[Dataset rows for apps and sites]
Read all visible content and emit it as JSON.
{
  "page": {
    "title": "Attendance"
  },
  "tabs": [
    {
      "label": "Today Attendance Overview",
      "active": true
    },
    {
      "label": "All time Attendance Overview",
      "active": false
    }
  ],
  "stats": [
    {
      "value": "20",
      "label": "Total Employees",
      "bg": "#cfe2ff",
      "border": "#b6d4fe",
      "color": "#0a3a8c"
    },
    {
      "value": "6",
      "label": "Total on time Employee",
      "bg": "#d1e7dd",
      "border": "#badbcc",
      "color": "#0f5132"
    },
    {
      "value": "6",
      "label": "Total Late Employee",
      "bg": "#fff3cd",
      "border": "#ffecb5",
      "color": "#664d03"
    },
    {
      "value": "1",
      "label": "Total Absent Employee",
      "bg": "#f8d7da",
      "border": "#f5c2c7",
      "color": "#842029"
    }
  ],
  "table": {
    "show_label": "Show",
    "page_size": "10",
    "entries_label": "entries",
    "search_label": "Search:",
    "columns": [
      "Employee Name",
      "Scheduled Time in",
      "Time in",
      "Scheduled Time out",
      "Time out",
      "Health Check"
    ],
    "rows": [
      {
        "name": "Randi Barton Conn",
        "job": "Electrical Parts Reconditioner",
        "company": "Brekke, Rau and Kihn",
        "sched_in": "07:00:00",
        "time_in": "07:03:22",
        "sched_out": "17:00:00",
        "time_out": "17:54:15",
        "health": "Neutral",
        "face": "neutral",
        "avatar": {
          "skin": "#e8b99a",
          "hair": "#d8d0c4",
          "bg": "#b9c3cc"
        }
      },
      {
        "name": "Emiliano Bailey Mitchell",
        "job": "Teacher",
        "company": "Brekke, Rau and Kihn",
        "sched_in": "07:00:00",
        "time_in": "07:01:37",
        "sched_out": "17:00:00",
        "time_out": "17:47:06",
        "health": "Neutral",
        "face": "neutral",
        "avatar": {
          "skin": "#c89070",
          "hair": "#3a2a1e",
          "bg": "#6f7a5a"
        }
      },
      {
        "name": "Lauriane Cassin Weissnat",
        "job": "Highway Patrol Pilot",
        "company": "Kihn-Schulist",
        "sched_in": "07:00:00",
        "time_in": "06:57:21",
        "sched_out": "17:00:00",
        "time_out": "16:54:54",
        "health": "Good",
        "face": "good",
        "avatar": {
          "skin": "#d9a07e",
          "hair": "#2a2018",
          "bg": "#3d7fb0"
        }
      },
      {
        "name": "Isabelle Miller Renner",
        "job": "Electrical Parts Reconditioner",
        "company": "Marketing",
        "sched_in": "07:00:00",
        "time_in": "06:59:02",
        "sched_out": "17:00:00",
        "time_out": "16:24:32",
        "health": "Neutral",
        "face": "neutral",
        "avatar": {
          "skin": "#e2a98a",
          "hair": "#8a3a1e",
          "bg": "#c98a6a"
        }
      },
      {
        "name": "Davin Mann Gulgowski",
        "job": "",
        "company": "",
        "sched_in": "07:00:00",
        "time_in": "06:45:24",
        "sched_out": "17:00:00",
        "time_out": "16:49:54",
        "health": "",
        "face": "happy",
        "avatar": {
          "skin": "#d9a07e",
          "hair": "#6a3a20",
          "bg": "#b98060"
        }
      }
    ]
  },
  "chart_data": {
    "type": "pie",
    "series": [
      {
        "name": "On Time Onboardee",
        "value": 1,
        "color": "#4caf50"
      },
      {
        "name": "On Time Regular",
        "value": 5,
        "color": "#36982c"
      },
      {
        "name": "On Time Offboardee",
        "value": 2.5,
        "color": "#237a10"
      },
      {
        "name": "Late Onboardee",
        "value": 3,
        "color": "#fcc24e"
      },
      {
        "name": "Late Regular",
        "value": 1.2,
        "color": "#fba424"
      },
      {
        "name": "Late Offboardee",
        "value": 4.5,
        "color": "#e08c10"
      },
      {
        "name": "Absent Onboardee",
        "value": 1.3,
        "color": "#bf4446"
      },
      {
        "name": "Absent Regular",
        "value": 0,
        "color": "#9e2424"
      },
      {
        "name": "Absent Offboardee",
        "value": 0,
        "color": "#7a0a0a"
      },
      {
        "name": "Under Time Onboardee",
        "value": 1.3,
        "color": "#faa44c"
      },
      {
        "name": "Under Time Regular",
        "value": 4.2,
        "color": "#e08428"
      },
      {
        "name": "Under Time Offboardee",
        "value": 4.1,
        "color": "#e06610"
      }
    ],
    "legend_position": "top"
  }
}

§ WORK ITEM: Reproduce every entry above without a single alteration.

§ WRITTEN SOLUTION:
Read all visible content and emit it as JSON.
{
  "page": {
    "title": "Attendance"
  },
  "tabs": [
    {
      "label": "Today Attendance Overview",
      "active": true
    },
    {
      "label": "All time Attendance Overview",
      "active": false
    }
  ],
  "stats": [
    {
      "value": "20",
      "label": "Total Employees",
      "bg": "#cfe2ff",
      "border": "#b6d4fe",
      "color": "#0a3a8c"
    },
    {
      "value": "6",
      "label": "Total on time Employee",
      "bg": "#d1e7dd",
      "border": "#badbcc",
      "color": "#0f5132"
    },
    {
      "value": "6",
      "label": "Total Late Employee",
      "bg": "#fff3cd",
      "border": "#ffecb5",
      "color": "#664d03"
    },
    {
      "value": "1",
      "label": "Total Absent Employee",
      "bg": "#f8d7da",
      "border": "#f5c2c7",
      "color": "#842029"
    }
  ],
  "table": {
    "show_label": "Show",
    "page_size": "10",
    "entries_label": "entries",
    "search_label": "Search:",
    "columns": [
      "Employee Name",
      "Scheduled Time in",
      "Time in",
      "Scheduled Time out",
      "Time out",
      "Health Check"
    ],
    "rows": [
      {
        "name": "Randi Barton Conn",
        "job": "Electrical Parts Reconditioner",
        "company": "Brekke, Rau and Kihn",
        "sched_in": "07:00:00",
        "time_in": "07:03:22",
        "sched_out": "17:00:00",
        "time_out": "17:54:15",
        "health": "Neutral",
        "face": "neutral",
        "avatar": {
          "skin": "#e8b99a",
          "hair": "#d8d0c4",
          "bg": "#b9c3cc"
        }
      },
      {
        "name": "Emiliano Bailey Mitchell",
        "job": "Teacher",
        "company": "Brekke, Rau and Kihn",
        "sched_in": "07:00:00",
        "time_in": "07:01:37",
        "sched_out": "17:00:00",
        "time_out": "17:47:06",
        "health": "Neutral",
        "face": "neutral",
        "avatar": {
          "skin": "#c89070",
          "hair": "#3a2a1e",
          "bg": "#6f7a5a"
        }
      },
      {
        "name": "Lauriane Cassin Weissnat",
        "job": "Highway Patrol Pilot",
        "company": "Kihn-Schulist",
        "sched_in": "07:00:00",
        "time_in": "06:57:21",
        "sched_out": "17:00:00",
        "time_out": "16:54:54",
        "health": "Good",
        "face": "good",
        "avatar": {
          "skin": "#d9a07e",
          "hair": "#2a2018",
          "bg": "#3d7fb0"
        }
      },
      {
        "name": "Isabelle Miller Renner",
        "job": "Electrical Parts Reconditioner",
        "company": "Marketing",
        "sched_in": "07:00:00",
        "time_in": "06:59:02",
        "sched_out": "17:00:00",
        "time_out": "16:24:32",
        "health": "Neutral",
        "face": "neutral",
        "avatar": {
          "skin": "#e2a98a",
          "hair": "#8a3a1e",
          "bg": "#c98a6a"
        }
      },
      {
        "name": "Davin Mann Gulgowski",
        "job": "",
        "company": "",
        "sched_in": "07:00:00",
        "time_in": "06:45:24",
        "sched_out": "17:00:00",
        "time_out": "16:49:54",
        "health": "",
        "face": "happy",
        "avatar": {
          "skin": "#d9a07e",
          "hair": "#6a3a20",
          "bg": "#b98060"
        }
      }
    ]
  },
  "chart_data": {
    "type": "pie",
    "series": [
      {
        "name": "On Time Onboardee",
        "value": 1,
        "color": "#4caf50"
      },
      {
        "name": "On Time Regular",
        "value": 5,
        "color": "#36982c"
      },
      {
        "name": "On Time Offboardee",
        "value": 2.5,
        "color": "#237a10"
      },
      {
        "name": "Late Onboardee",
        "value": 3,
        "color": "#fcc24e"
      },
      {
        "name": "Late Regular",
        "value": 1.2,
        "color": "#fba424"
      },
      {
        "name": "Late Offboardee",
        "value": 4.5,
        "color": "#e08c10"
      },
      {
        "name": "Absent Onboardee",
        "value": 1.3,
        "color": "#bf4446"
      },
      {
        "name": "Absent Regular",
        "value": 0,
        "color": "#9e2424"
      },
      {
        "name": "Absent Offboardee",
        "value": 0,
        "color": "#7a0a0a"
      },
      {
        "name": "Under Time Onboardee",
        "value": 1.3,
        "color": "#faa44c"
      },
      {
        "name": "Under Time Regular",
        "value": 4.2,
        "color": "#e08428"
      },
      {
        "name": "Under Time Offboardee",
        "value": 4.1,
        "color": "#e06610"
      }
    ],
    "legend_position": "top"
  }
}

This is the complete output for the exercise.